Task
When you reach the line with "Output a JSON" in the listing below, write out that line and every one after it exactly, and skip the pictures.

----- Recorded data -----

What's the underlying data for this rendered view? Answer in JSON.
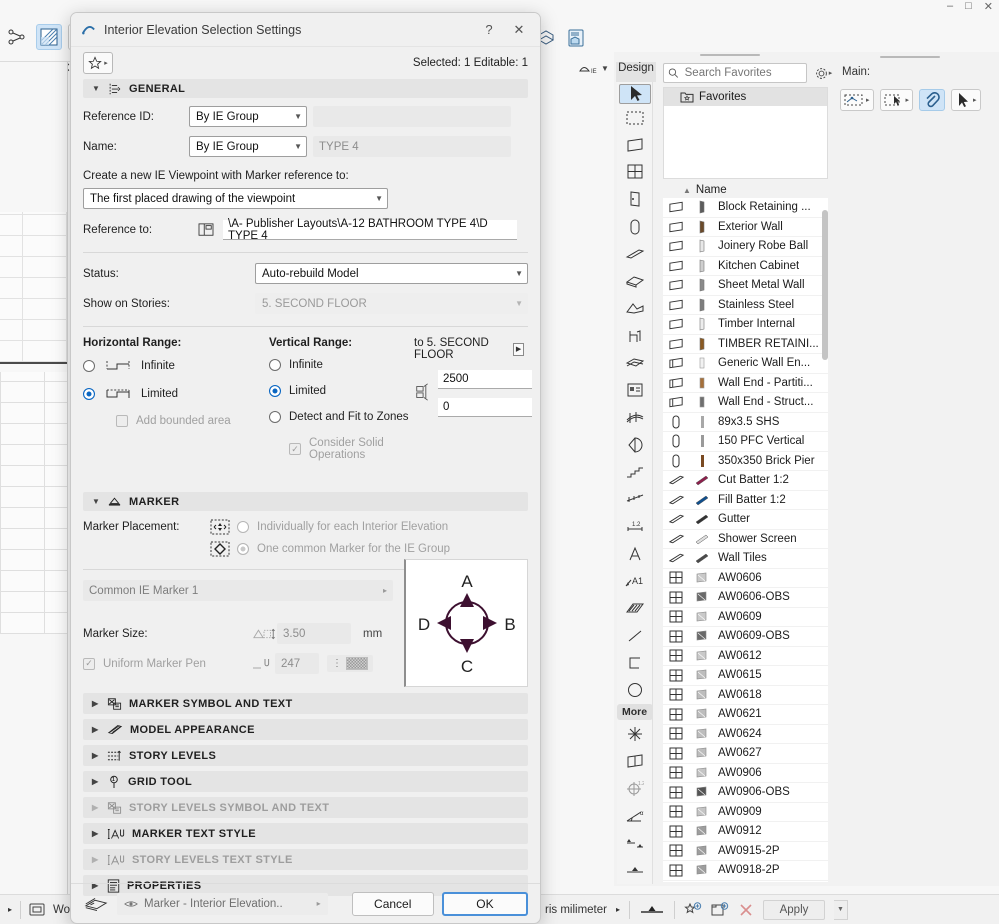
{
  "dialog": {
    "title": "Interior Elevation Selection Settings",
    "help_label": "?",
    "close_label": "✕",
    "selection_info": "Selected: 1 Editable: 1",
    "favorites_caret": "▸",
    "sections": {
      "general": "GENERAL",
      "marker": "MARKER",
      "marker_symbol_and_text": "MARKER SYMBOL AND TEXT",
      "model_appearance": "MODEL APPEARANCE",
      "story_levels": "STORY LEVELS",
      "grid_tool": "GRID TOOL",
      "story_levels_symbol_and_text": "STORY LEVELS SYMBOL AND TEXT",
      "marker_text_style": "MARKER TEXT STYLE",
      "story_levels_text_style": "STORY LEVELS TEXT STYLE",
      "properties": "PROPERTIES"
    },
    "general": {
      "reference_id_label": "Reference ID:",
      "reference_id_value": "By IE Group",
      "name_label": "Name:",
      "name_value": "By IE Group",
      "name_text": "TYPE 4",
      "create_hint": "Create a new IE Viewpoint with Marker reference to:",
      "create_value": "The first placed drawing of the viewpoint",
      "reference_to_label": "Reference to:",
      "reference_to_value": "\\A- Publisher Layouts\\A-12 BATHROOM TYPE 4\\D TYPE 4",
      "status_label": "Status:",
      "status_value": "Auto-rebuild Model",
      "show_on_stories_label": "Show on Stories:",
      "show_on_stories_value": "5. SECOND FLOOR",
      "horizontal_range_label": "Horizontal Range:",
      "horizontal_infinite": "Infinite",
      "horizontal_limited": "Limited",
      "add_bounded_area": "Add bounded area",
      "vertical_range_label": "Vertical Range:",
      "vertical_infinite": "Infinite",
      "vertical_limited": "Limited",
      "detect_and_fit": "Detect and Fit to Zones",
      "consider_solid_operations": "Consider Solid Operations",
      "story_ref": "to 5. SECOND FLOOR",
      "height_top": "2500",
      "height_bottom": "0"
    },
    "marker": {
      "placement_label": "Marker Placement:",
      "placement_individual": "Individually for each Interior Elevation",
      "placement_common": "One common Marker for the IE Group",
      "marker_object": "Common IE Marker 1",
      "marker_size_label": "Marker Size:",
      "marker_size_value": "3.50",
      "marker_size_unit": "mm",
      "uniform_marker_pen": "Uniform Marker Pen",
      "pen_number": "247",
      "preview_labels": {
        "a": "A",
        "b": "B",
        "c": "C",
        "d": "D"
      }
    },
    "footer": {
      "layer_value": "Marker - Interior Elevation..",
      "layer_caret": "▸",
      "cancel_label": "Cancel",
      "ok_label": "OK"
    }
  },
  "favorites_panel": {
    "tab_label": "Design",
    "search_placeholder": "Search Favorites",
    "folder_label": "Favorites",
    "column_name": "Name",
    "sort_arrow": "▲",
    "items": [
      {
        "type": "wall",
        "name": "Block Retaining ...",
        "swatch": "#5c5c5c"
      },
      {
        "type": "wall",
        "name": "Exterior Wall",
        "swatch": "#6b4a2a"
      },
      {
        "type": "wall",
        "name": "Joinery Robe Ball",
        "swatch": "#e8e8e8"
      },
      {
        "type": "wall",
        "name": "Kitchen Cabinet",
        "swatch": "#cfcfcf"
      },
      {
        "type": "wall",
        "name": "Sheet Metal Wall",
        "swatch": "#8a8a8a"
      },
      {
        "type": "wall",
        "name": "Stainless Steel",
        "swatch": "#7d7d7d"
      },
      {
        "type": "wall",
        "name": "Timber Internal",
        "swatch": "#ededed"
      },
      {
        "type": "wall",
        "name": "TIMBER RETAINI...",
        "swatch": "#8a5a22"
      },
      {
        "type": "wallend",
        "name": "Generic Wall En...",
        "swatch": "#f2f2f2"
      },
      {
        "type": "wallend",
        "name": "Wall End - Partiti...",
        "swatch": "#a5703a"
      },
      {
        "type": "wallend",
        "name": "Wall End - Struct...",
        "swatch": "#6f6f6f"
      },
      {
        "type": "column",
        "name": "89x3.5 SHS",
        "swatch": "#a8a8a8"
      },
      {
        "type": "column",
        "name": "150 PFC Vertical",
        "swatch": "#9a9a9a"
      },
      {
        "type": "column",
        "name": "350x350 Brick Pier",
        "swatch": "#7a4a22"
      },
      {
        "type": "beam",
        "name": "Cut Batter 1:2",
        "swatch": "#8e1f4c"
      },
      {
        "type": "beam",
        "name": "Fill Batter 1:2",
        "swatch": "#0f4f8e"
      },
      {
        "type": "beam",
        "name": "Gutter",
        "swatch": "#333333"
      },
      {
        "type": "beam",
        "name": "Shower Screen",
        "swatch": "#dfdfdf"
      },
      {
        "type": "beam",
        "name": "Wall Tiles",
        "swatch": "#4a4a4a"
      },
      {
        "type": "window",
        "name": "AW0606",
        "swatch": "#c9c9c9"
      },
      {
        "type": "window",
        "name": "AW0606-OBS",
        "swatch": "#6a6a6a"
      },
      {
        "type": "window",
        "name": "AW0609",
        "swatch": "#c9c9c9"
      },
      {
        "type": "window",
        "name": "AW0609-OBS",
        "swatch": "#6a6a6a"
      },
      {
        "type": "window",
        "name": "AW0612",
        "swatch": "#c9c9c9"
      },
      {
        "type": "window",
        "name": "AW0615",
        "swatch": "#bdbdbd"
      },
      {
        "type": "window",
        "name": "AW0618",
        "swatch": "#bdbdbd"
      },
      {
        "type": "window",
        "name": "AW0621",
        "swatch": "#bdbdbd"
      },
      {
        "type": "window",
        "name": "AW0624",
        "swatch": "#bdbdbd"
      },
      {
        "type": "window",
        "name": "AW0627",
        "swatch": "#bdbdbd"
      },
      {
        "type": "window",
        "name": "AW0906",
        "swatch": "#c4c4c4"
      },
      {
        "type": "window",
        "name": "AW0906-OBS",
        "swatch": "#555555"
      },
      {
        "type": "window",
        "name": "AW0909",
        "swatch": "#c4c4c4"
      },
      {
        "type": "window",
        "name": "AW0912",
        "swatch": "#9e9e9e"
      },
      {
        "type": "window",
        "name": "AW0915-2P",
        "swatch": "#9e9e9e"
      },
      {
        "type": "window",
        "name": "AW0918-2P",
        "swatch": "#9e9e9e"
      }
    ]
  },
  "main_toolbar": {
    "label": "Main:"
  },
  "statusbar": {
    "unit_text": "ris milimeter",
    "unit_caret": "▸",
    "apply_label": "Apply",
    "wo_label": "Wo",
    "caret": "▸"
  }
}
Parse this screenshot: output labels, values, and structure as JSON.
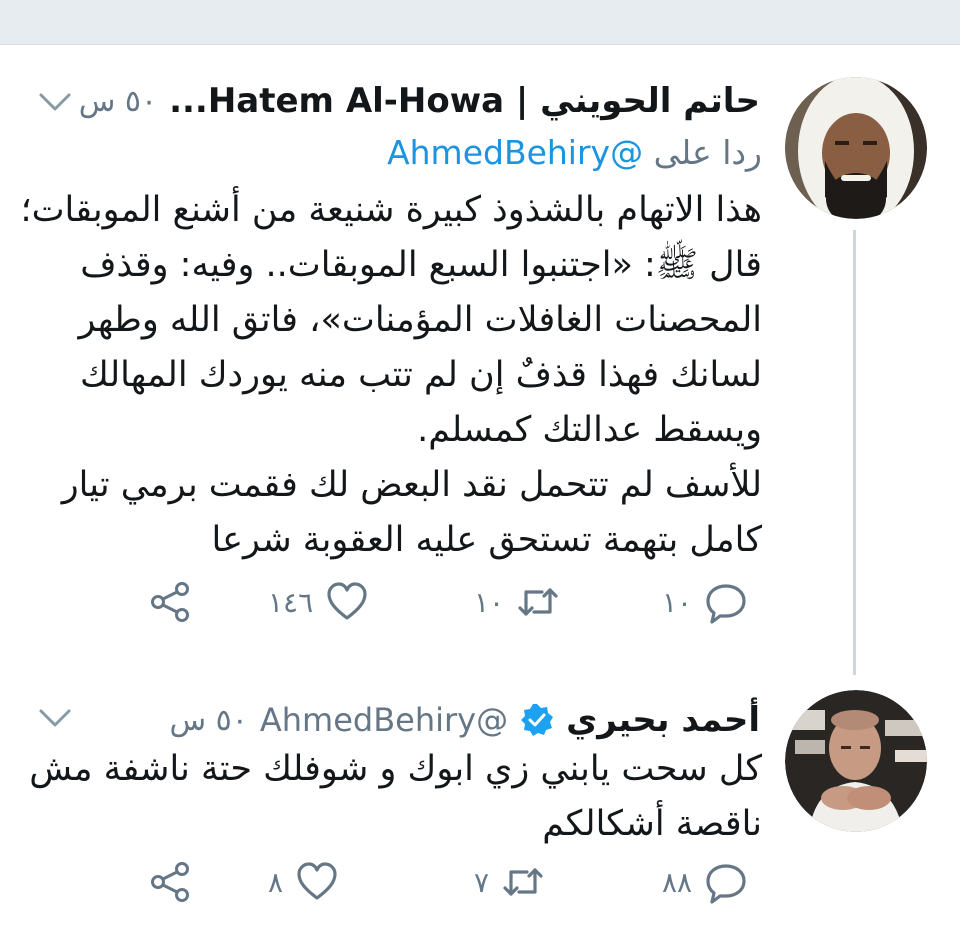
{
  "tweets": [
    {
      "display_name": "حاتم الحويني | Hatem Al-Howa...",
      "time": "٥٠ س",
      "replying_prefix": "ردا على",
      "replying_handle": "@AhmedBehiry",
      "lines": [
        "هذا الاتهام بالشذوذ كبيرة شنيعة من أشنع الموبقات؛",
        "قال ﷺ: «اجتنبوا السبع الموبقات.. وفيه: وقذف",
        "المحصنات الغافلات المؤمنات»، فاتق الله وطهر",
        "لسانك فهذا قذفٌ إن لم تتب منه يوردك المهالك",
        "ويسقط عدالتك كمسلم.",
        "للأسف لم تتحمل نقد البعض لك فقمت برمي تيار",
        "كامل بتهمة تستحق عليه العقوبة شرعا"
      ],
      "replies": "١٠",
      "retweets": "١٠",
      "likes": "١٤٦"
    },
    {
      "display_name": "أحمد بحيري",
      "handle": "@AhmedBehiry",
      "time": "٥٠ س",
      "lines": [
        "كل سحت يابني زي ابوك و شوفلك حتة ناشفة مش",
        "ناقصة أشكالكم"
      ],
      "replies": "٨٨",
      "retweets": "٧",
      "likes": "٨"
    }
  ],
  "colors": {
    "link": "#1b95e0",
    "secondary_text": "#657786",
    "top_bar": "#e6ecf0",
    "thread_line": "#ccd6dd"
  },
  "icons": [
    "reply-icon",
    "retweet-icon",
    "like-icon",
    "share-icon",
    "chevron-down-icon",
    "verified-badge-icon"
  ]
}
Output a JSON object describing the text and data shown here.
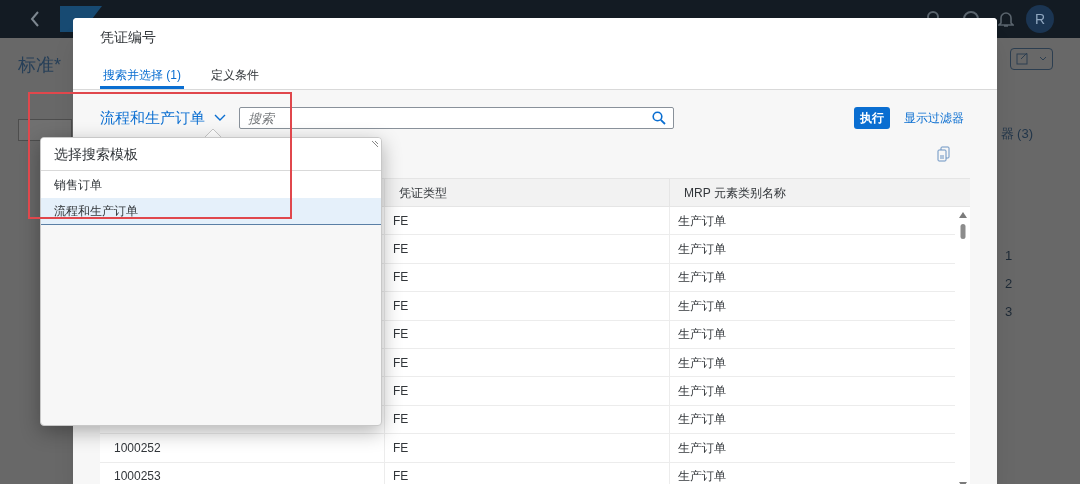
{
  "shell": {
    "avatar": "R"
  },
  "background": {
    "variant_title": "标准*",
    "filter_button": "器 (3)",
    "row_numbers": [
      "1",
      "2",
      "3"
    ]
  },
  "dialog": {
    "title": "凭证编号",
    "tabs": [
      {
        "label": "搜索并选择 (1)",
        "selected": true
      },
      {
        "label": "定义条件",
        "selected": false
      }
    ],
    "template_selector": {
      "label": "流程和生产订单"
    },
    "search": {
      "placeholder": "搜索"
    },
    "go_button": "执行",
    "show_filters": "显示过滤器",
    "table": {
      "columns": [
        "凭证类型",
        "MRP 元素类别名称"
      ],
      "rows": [
        {
          "document_type": "FE",
          "mrp_element": "生产订单"
        },
        {
          "document_type": "FE",
          "mrp_element": "生产订单"
        },
        {
          "document_type": "FE",
          "mrp_element": "生产订单"
        },
        {
          "document_type": "FE",
          "mrp_element": "生产订单"
        },
        {
          "document_type": "FE",
          "mrp_element": "生产订单"
        },
        {
          "document_type": "FE",
          "mrp_element": "生产订单"
        },
        {
          "document_type": "FE",
          "mrp_element": "生产订单"
        },
        {
          "document_type": "FE",
          "mrp_element": "生产订单"
        },
        {
          "column_1": "1000252",
          "document_type": "FE",
          "mrp_element": "生产订单"
        },
        {
          "column_1": "1000253",
          "document_type": "FE",
          "mrp_element": "生产订单"
        }
      ]
    }
  },
  "popover": {
    "title": "选择搜索模板",
    "items": [
      {
        "label": "销售订单",
        "selected": false
      },
      {
        "label": "流程和生产订单",
        "selected": true
      }
    ]
  }
}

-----

Worked solution
Output a JSON object describing the text and data shown here.
{
  "shell": {
    "avatar": "R"
  },
  "background": {
    "variant_title": "标准*",
    "filter_button": "器 (3)",
    "row_numbers": [
      "1",
      "2",
      "3"
    ]
  },
  "dialog": {
    "title": "凭证编号",
    "tabs": [
      {
        "label": "搜索并选择 (1)",
        "selected": true
      },
      {
        "label": "定义条件",
        "selected": false
      }
    ],
    "template_selector": {
      "label": "流程和生产订单"
    },
    "search": {
      "placeholder": "搜索"
    },
    "go_button": "执行",
    "show_filters": "显示过滤器",
    "table": {
      "columns": [
        "凭证类型",
        "MRP 元素类别名称"
      ],
      "rows": [
        {
          "document_type": "FE",
          "mrp_element": "生产订单"
        },
        {
          "document_type": "FE",
          "mrp_element": "生产订单"
        },
        {
          "document_type": "FE",
          "mrp_element": "生产订单"
        },
        {
          "document_type": "FE",
          "mrp_element": "生产订单"
        },
        {
          "document_type": "FE",
          "mrp_element": "生产订单"
        },
        {
          "document_type": "FE",
          "mrp_element": "生产订单"
        },
        {
          "document_type": "FE",
          "mrp_element": "生产订单"
        },
        {
          "document_type": "FE",
          "mrp_element": "生产订单"
        },
        {
          "column_1": "1000252",
          "document_type": "FE",
          "mrp_element": "生产订单"
        },
        {
          "column_1": "1000253",
          "document_type": "FE",
          "mrp_element": "生产订单"
        }
      ]
    }
  },
  "popover": {
    "title": "选择搜索模板",
    "items": [
      {
        "label": "销售订单",
        "selected": false
      },
      {
        "label": "流程和生产订单",
        "selected": true
      }
    ]
  }
}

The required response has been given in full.